Would you give the entries below again, precisely as they are written?
Top of Supplied records
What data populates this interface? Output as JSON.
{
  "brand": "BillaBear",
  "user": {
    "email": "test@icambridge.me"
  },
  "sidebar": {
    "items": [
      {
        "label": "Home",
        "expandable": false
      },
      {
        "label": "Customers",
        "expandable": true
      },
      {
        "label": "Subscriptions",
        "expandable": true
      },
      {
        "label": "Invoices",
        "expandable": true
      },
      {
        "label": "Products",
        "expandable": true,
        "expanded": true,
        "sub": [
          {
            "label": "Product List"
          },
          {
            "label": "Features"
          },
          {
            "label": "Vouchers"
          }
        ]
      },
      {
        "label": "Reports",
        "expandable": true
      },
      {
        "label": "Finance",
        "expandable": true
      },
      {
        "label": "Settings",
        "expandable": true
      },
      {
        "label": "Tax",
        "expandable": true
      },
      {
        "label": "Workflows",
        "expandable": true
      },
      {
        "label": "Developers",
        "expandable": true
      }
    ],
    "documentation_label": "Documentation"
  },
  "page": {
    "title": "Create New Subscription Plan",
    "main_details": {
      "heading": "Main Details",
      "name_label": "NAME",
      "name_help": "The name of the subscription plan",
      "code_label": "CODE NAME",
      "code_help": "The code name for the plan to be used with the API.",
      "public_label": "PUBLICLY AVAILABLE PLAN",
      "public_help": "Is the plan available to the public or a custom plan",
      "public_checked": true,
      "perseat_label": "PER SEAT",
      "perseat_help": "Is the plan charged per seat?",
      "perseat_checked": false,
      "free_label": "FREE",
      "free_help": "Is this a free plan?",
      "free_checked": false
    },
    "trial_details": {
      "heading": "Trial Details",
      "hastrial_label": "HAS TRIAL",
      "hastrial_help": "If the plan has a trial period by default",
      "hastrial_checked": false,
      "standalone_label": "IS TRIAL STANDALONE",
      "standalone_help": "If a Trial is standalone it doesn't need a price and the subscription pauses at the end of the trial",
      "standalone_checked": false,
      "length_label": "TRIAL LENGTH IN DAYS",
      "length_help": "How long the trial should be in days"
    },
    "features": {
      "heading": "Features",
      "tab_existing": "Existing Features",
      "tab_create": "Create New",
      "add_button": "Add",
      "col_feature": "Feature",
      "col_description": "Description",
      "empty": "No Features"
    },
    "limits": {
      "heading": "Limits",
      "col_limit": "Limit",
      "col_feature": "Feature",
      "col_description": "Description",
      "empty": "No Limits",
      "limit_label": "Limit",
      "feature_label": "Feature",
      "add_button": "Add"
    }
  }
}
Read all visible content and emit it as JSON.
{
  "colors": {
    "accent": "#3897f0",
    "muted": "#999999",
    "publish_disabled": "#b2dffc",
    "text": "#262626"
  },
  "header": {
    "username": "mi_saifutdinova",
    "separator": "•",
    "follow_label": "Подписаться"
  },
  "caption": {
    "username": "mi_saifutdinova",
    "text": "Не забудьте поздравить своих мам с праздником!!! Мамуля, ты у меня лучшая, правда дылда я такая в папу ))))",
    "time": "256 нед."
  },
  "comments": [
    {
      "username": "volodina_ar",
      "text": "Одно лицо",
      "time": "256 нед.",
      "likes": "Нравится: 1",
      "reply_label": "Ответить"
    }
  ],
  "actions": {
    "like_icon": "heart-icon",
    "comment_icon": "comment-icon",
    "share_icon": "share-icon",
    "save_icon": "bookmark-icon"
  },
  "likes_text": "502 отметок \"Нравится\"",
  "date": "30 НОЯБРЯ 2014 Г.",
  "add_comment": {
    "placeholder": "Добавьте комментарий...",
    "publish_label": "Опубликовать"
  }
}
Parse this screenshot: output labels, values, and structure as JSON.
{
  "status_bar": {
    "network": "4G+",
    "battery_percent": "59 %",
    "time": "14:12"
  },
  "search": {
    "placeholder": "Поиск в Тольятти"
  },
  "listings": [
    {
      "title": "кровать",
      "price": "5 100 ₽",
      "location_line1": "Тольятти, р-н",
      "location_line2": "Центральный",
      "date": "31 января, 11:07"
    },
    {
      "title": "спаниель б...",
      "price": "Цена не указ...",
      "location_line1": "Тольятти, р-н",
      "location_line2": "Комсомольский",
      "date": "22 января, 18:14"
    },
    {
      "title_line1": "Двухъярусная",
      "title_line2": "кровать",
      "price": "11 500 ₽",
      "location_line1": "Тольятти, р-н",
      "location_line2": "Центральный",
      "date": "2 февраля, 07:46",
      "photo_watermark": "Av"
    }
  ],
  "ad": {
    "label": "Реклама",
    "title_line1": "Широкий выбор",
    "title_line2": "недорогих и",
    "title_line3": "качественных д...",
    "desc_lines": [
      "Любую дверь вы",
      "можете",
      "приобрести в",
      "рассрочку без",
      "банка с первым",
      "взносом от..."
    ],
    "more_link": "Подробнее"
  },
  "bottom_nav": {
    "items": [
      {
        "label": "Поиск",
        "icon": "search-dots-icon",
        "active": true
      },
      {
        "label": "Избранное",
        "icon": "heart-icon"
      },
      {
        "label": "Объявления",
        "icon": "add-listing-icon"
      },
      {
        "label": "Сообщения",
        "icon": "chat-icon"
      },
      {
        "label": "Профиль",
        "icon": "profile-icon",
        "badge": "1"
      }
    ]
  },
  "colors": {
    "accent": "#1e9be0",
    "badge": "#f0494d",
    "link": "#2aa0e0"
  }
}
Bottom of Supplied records
Result of the exercise:
What data populates this interface? Output as JSON.
{
  "brand": "BillaBear",
  "user": {
    "email": "test@icambridge.me"
  },
  "sidebar": {
    "items": [
      {
        "label": "Home",
        "expandable": false
      },
      {
        "label": "Customers",
        "expandable": true
      },
      {
        "label": "Subscriptions",
        "expandable": true
      },
      {
        "label": "Invoices",
        "expandable": true
      },
      {
        "label": "Products",
        "expandable": true,
        "expanded": true,
        "sub": [
          {
            "label": "Product List"
          },
          {
            "label": "Features"
          },
          {
            "label": "Vouchers"
          }
        ]
      },
      {
        "label": "Reports",
        "expandable": true
      },
      {
        "label": "Finance",
        "expandable": true
      },
      {
        "label": "Settings",
        "expandable": true
      },
      {
        "label": "Tax",
        "expandable": true
      },
      {
        "label": "Workflows",
        "expandable": true
      },
      {
        "label": "Developers",
        "expandable": true
      }
    ],
    "documentation_label": "Documentation"
  },
  "page": {
    "title": "Create New Subscription Plan",
    "main_details": {
      "heading": "Main Details",
      "name_label": "NAME",
      "name_help": "The name of the subscription plan",
      "code_label": "CODE NAME",
      "code_help": "The code name for the plan to be used with the API.",
      "public_label": "PUBLICLY AVAILABLE PLAN",
      "public_help": "Is the plan available to the public or a custom plan",
      "public_checked": true,
      "perseat_label": "PER SEAT",
      "perseat_help": "Is the plan charged per seat?",
      "perseat_checked": false,
      "free_label": "FREE",
      "free_help": "Is this a free plan?",
      "free_checked": false
    },
    "trial_details": {
      "heading": "Trial Details",
      "hastrial_label": "HAS TRIAL",
      "hastrial_help": "If the plan has a trial period by default",
      "hastrial_checked": false,
      "standalone_label": "IS TRIAL STANDALONE",
      "standalone_help": "If a Trial is standalone it doesn't need a price and the subscription pauses at the end of the trial",
      "standalone_checked": false,
      "length_label": "TRIAL LENGTH IN DAYS",
      "length_help": "How long the trial should be in days"
    },
    "features": {
      "heading": "Features",
      "tab_existing": "Existing Features",
      "tab_create": "Create New",
      "add_button": "Add",
      "col_feature": "Feature",
      "col_description": "Description",
      "empty": "No Features"
    },
    "limits": {
      "heading": "Limits",
      "col_limit": "Limit",
      "col_feature": "Feature",
      "col_description": "Description",
      "empty": "No Limits",
      "limit_label": "Limit",
      "feature_label": "Feature",
      "add_button": "Add"
    }
  }
}
Read all visible content and emit it as JSON.
{
  "colors": {
    "accent": "#3897f0",
    "muted": "#999999",
    "publish_disabled": "#b2dffc",
    "text": "#262626"
  },
  "header": {
    "username": "mi_saifutdinova",
    "separator": "•",
    "follow_label": "Подписаться"
  },
  "caption": {
    "username": "mi_saifutdinova",
    "text": "Не забудьте поздравить своих мам с праздником!!! Мамуля, ты у меня лучшая, правда дылда я такая в папу ))))",
    "time": "256 нед."
  },
  "comments": [
    {
      "username": "volodina_ar",
      "text": "Одно лицо",
      "time": "256 нед.",
      "likes": "Нравится: 1",
      "reply_label": "Ответить"
    }
  ],
  "actions": {
    "like_icon": "heart-icon",
    "comment_icon": "comment-icon",
    "share_icon": "share-icon",
    "save_icon": "bookmark-icon"
  },
  "likes_text": "502 отметок \"Нравится\"",
  "date": "30 НОЯБРЯ 2014 Г.",
  "add_comment": {
    "placeholder": "Добавьте комментарий...",
    "publish_label": "Опубликовать"
  }
}
Parse this screenshot: output labels, values, and structure as JSON.
{
  "status_bar": {
    "network": "4G+",
    "battery_percent": "59 %",
    "time": "14:12"
  },
  "search": {
    "placeholder": "Поиск в Тольятти"
  },
  "listings": [
    {
      "title": "кровать",
      "price": "5 100 ₽",
      "location_line1": "Тольятти, р-н",
      "location_line2": "Центральный",
      "date": "31 января, 11:07"
    },
    {
      "title": "спаниель б...",
      "price": "Цена не указ...",
      "location_line1": "Тольятти, р-н",
      "location_line2": "Комсомольский",
      "date": "22 января, 18:14"
    },
    {
      "title_line1": "Двухъярусная",
      "title_line2": "кровать",
      "price": "11 500 ₽",
      "location_line1": "Тольятти, р-н",
      "location_line2": "Центральный",
      "date": "2 февраля, 07:46",
      "photo_watermark": "Av"
    }
  ],
  "ad": {
    "label": "Реклама",
    "title_line1": "Широкий выбор",
    "title_line2": "недорогих и",
    "title_line3": "качественных д...",
    "desc_lines": [
      "Любую дверь вы",
      "можете",
      "приобрести в",
      "рассрочку без",
      "банка с первым",
      "взносом от..."
    ],
    "more_link": "Подробнее"
  },
  "bottom_nav": {
    "items": [
      {
        "label": "Поиск",
        "icon": "search-dots-icon",
        "active": true
      },
      {
        "label": "Избранное",
        "icon": "heart-icon"
      },
      {
        "label": "Объявления",
        "icon": "add-listing-icon"
      },
      {
        "label": "Сообщения",
        "icon": "chat-icon"
      },
      {
        "label": "Профиль",
        "icon": "profile-icon",
        "badge": "1"
      }
    ]
  },
  "colors": {
    "accent": "#1e9be0",
    "badge": "#f0494d",
    "link": "#2aa0e0"
  }
}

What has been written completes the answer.